Launching Community Navigator Program to Connect Small Businesses to Assistance

The ARP invested $100 million to establish a new SBA Community Navigator program, which will deploy trusted community partners in underserved communities to better connect business owners to federal, state, and local resources. Community Navigators will work with small business owners every step of the way to ensure that they are able to access the help that they need. Under the President’s plan, the SBA will complete the competitive review process to select Community Navigators and put them to work in underserved communities this Fall.

Access to Booster Shots

The Administration is preparing for COVID-19 vaccine boosters to start as early as the week of September 20th, subject to authorization or approval by the FDA and a recommendation from the CDC’s Advisory Committee on Immunization Practices (ACIP). Booster shots will be free and are to be made available at 80,000 locations around the country.

The National Association for Home Care & Hospice has strongly communicated to HHS how important it is that shipments of booster vaccines be sent directly to home care providers, so that safe and efficient booster vaccinations of the elderly and disabled – the most at-risk population – can take place in the home. NAHC will continue to make this case and we will keep our members up to date on this critically important topic.

Affordable and Available At-Home Tests

Walmart, Amazon, and Kroger will offer to sell rapid at-home tests at-cost for the next three months. In addition, Medicaid must cover at-home tests for free for beneficiaries, and states should ensure that any tools they use to manage at-home testing do not establish arbitrary barriers for people seeking care. The administration also plans to expand the number of retail pharmacy sites around the country where anyone can get tested for free through the HHS free testing program to 10,000 pharmacies.

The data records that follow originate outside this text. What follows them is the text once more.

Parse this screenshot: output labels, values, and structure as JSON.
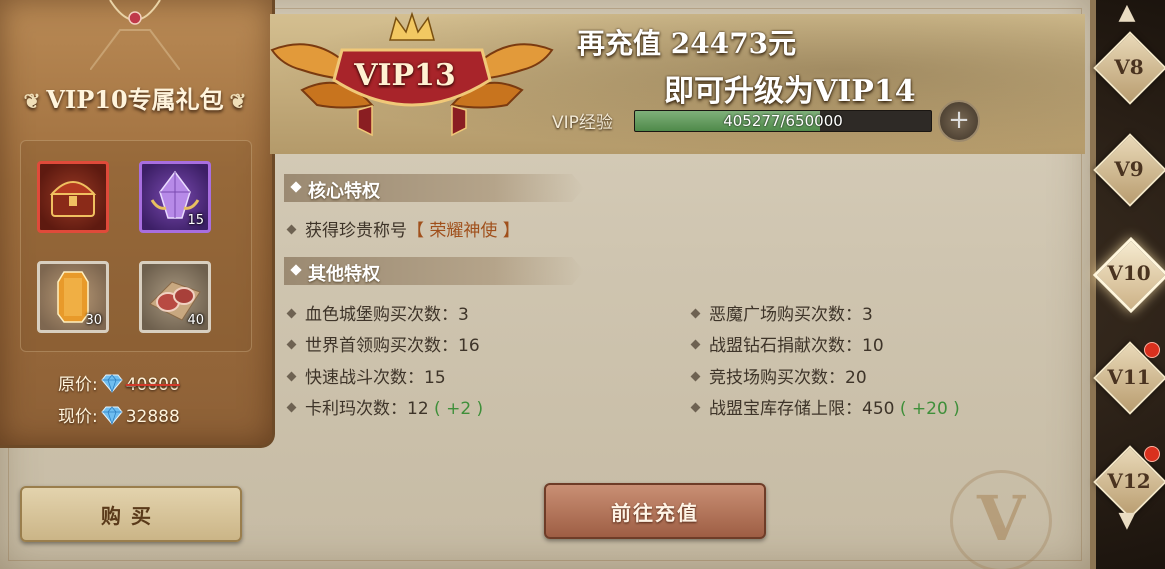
{
  "package": {
    "title": "VIP10专属礼包",
    "ornament": "❦",
    "items": [
      {
        "name": "treasure-chest",
        "count": ""
      },
      {
        "name": "purple-crystal",
        "count": "15"
      },
      {
        "name": "amber-gem",
        "count": "30"
      },
      {
        "name": "meat",
        "count": "40"
      }
    ],
    "original_price_label": "原价:",
    "original_price": "40800",
    "current_price_label": "现价:",
    "current_price": "32888",
    "buy_label": "购买"
  },
  "banner": {
    "vip_level": "VIP13",
    "recharge_text": "再充值 24473元",
    "upgrade_text": "即可升级为VIP14",
    "exp_label": "VIP经验",
    "exp_text": "405277/650000",
    "exp_fraction": 0.6235,
    "plus_symbol": "+"
  },
  "core": {
    "heading": "核心特权",
    "line_prefix": "获得珍贵称号",
    "line_title": "【 荣耀神使 】"
  },
  "other": {
    "heading": "其他特权",
    "left": [
      {
        "text": "血色城堡购买次数：3",
        "bonus": ""
      },
      {
        "text": "世界首领购买次数：16",
        "bonus": ""
      },
      {
        "text": "快速战斗次数：15",
        "bonus": ""
      },
      {
        "text": "卡利玛次数：12",
        "bonus": "( +2 )"
      }
    ],
    "right": [
      {
        "text": "恶魔广场购买次数：3",
        "bonus": ""
      },
      {
        "text": "战盟钻石捐献次数：10",
        "bonus": ""
      },
      {
        "text": "竞技场购买次数：20",
        "bonus": ""
      },
      {
        "text": "战盟宝库存储上限：450",
        "bonus": "( +20 )"
      }
    ]
  },
  "charge_button": "前往充值",
  "watermark": "V",
  "nav": {
    "up_arrow": "▲",
    "down_arrow": "▼",
    "tiers": [
      {
        "label": "V8",
        "badge": false,
        "active": false
      },
      {
        "label": "V9",
        "badge": false,
        "active": false
      },
      {
        "label": "V10",
        "badge": false,
        "active": true
      },
      {
        "label": "V11",
        "badge": true,
        "active": false
      },
      {
        "label": "V12",
        "badge": true,
        "active": false
      }
    ]
  },
  "colors": {
    "highlight": "#a0501c",
    "bonus": "#3f8f3a",
    "badge": "#d9301e",
    "exp_fill": "#4f8a4a"
  }
}
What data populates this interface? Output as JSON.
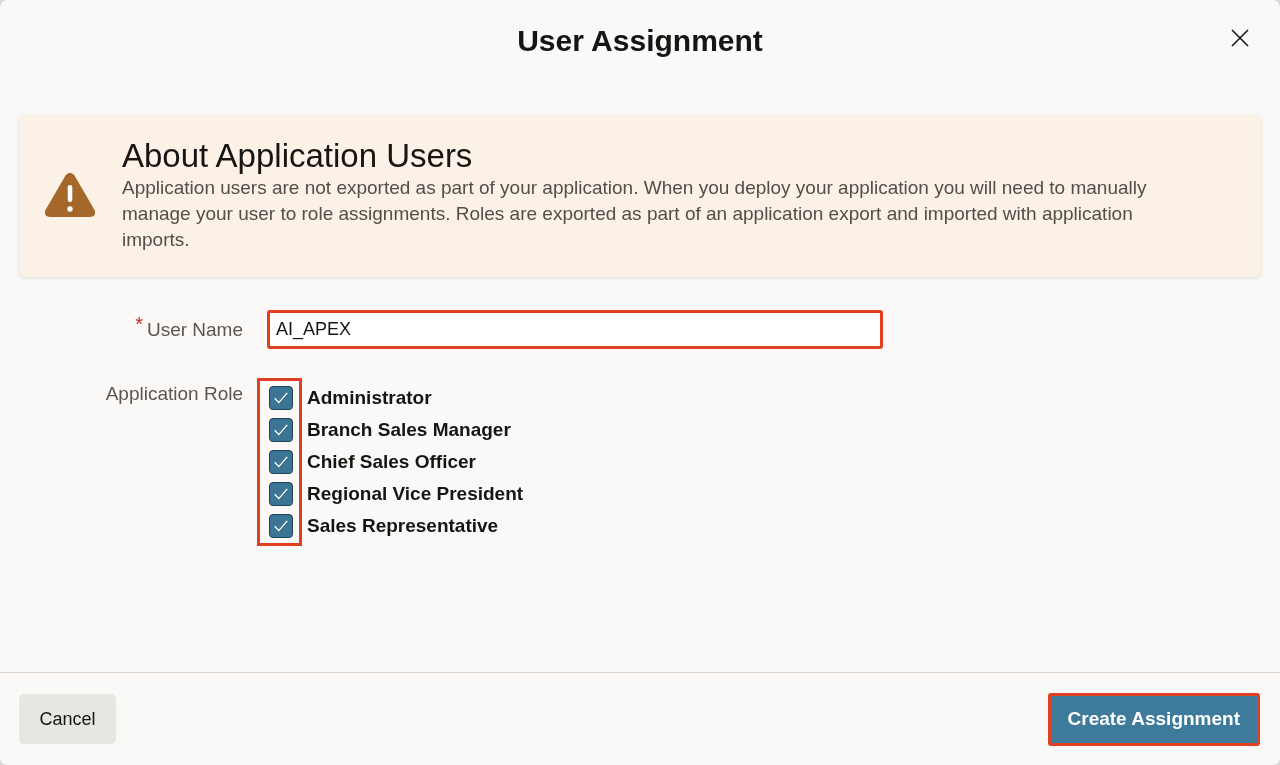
{
  "dialog": {
    "title": "User Assignment"
  },
  "alert": {
    "kind": "warning",
    "title": "About Application Users",
    "body": "Application users are not exported as part of your application. When you deploy your application you will need to manually manage your user to role assignments. Roles are exported as part of an application export and imported with application imports."
  },
  "form": {
    "user_name": {
      "label": "User Name",
      "required_mark": "*",
      "value": "AI_APEX",
      "highlighted": true
    },
    "application_role": {
      "label": "Application Role",
      "highlighted": true,
      "options": [
        {
          "label": "Administrator",
          "checked": true
        },
        {
          "label": "Branch Sales Manager",
          "checked": true
        },
        {
          "label": "Chief Sales Officer",
          "checked": true
        },
        {
          "label": "Regional Vice President",
          "checked": true
        },
        {
          "label": "Sales Representative",
          "checked": true
        }
      ]
    }
  },
  "footer": {
    "buttons": [
      {
        "label": "Cancel",
        "kind": "secondary",
        "highlighted": false
      },
      {
        "label": "Create Assignment",
        "kind": "primary",
        "highlighted": true
      }
    ]
  }
}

The administration is also urging:

  • states to require school employees to be vaccinated;
  • schools to set up regular testing in their schools for students, teachers, and staff consistent with CDC guidance.

Getting Monoclonal Antibody Treatment to Those Who Need It

The Administration will increase the average weekly pace of shipments of free monoclonal antibody treatment to states by a further 50 percent in September. Monoclonal antibody treatments have been shown to reduce the risk of hospitalization by up to 70 percent for unvaccinated people at risk of developing severe disease. As hospital systems experience increased COVID-19 cases, many have identified monoclonal antibody treatment as a key tool to improve health outcomes, prevent hospitalizations and reduce the strain on overburdened hospitals.

Expanding the Pool of Health Care Professionals Providing Treatment by Deploying Federal Monoclonal Antibody Strike Teams

The COVID-19 Surge Response Teams have conducted in-person technical assistance and virtual trainings for physicians and health system officials to increase education and interest in administering these treatments. To ensure that more patients can access these lifesaving COVID-19 therapeutics, the Administration’s COVID-19 surge response effort will launch monoclonal antibody strike teams to deploy clinical personnel through HHS, FEMA, and DOD to help hospitals and health systems stand up the delivery of this key treatment option. HHS will also take action to amend the Public Readiness and Emergency Preparedness (PREP) Act declaration to allow more providers, including pharmacists, to administer this treatment.

This is a critical topic for our industry and our country and NAHC is heavily engaged in both studying and communicating concerns on this topic. Please stay tuned for updates.

Biden Administration Issues Sweeping Vaccine Rules for Health Care, Businesses

The Biden administration announced yesterday that his administration will require COVID-19 vaccinations for workers in most health care settings that receive Medicare or Medicaid reimbursement. NAHC is currently studying the administration’s announcement and we look forward to receiving more details in the very near future. “NAHC has encouraged vaccinations throughout the pandemic. We look forward to…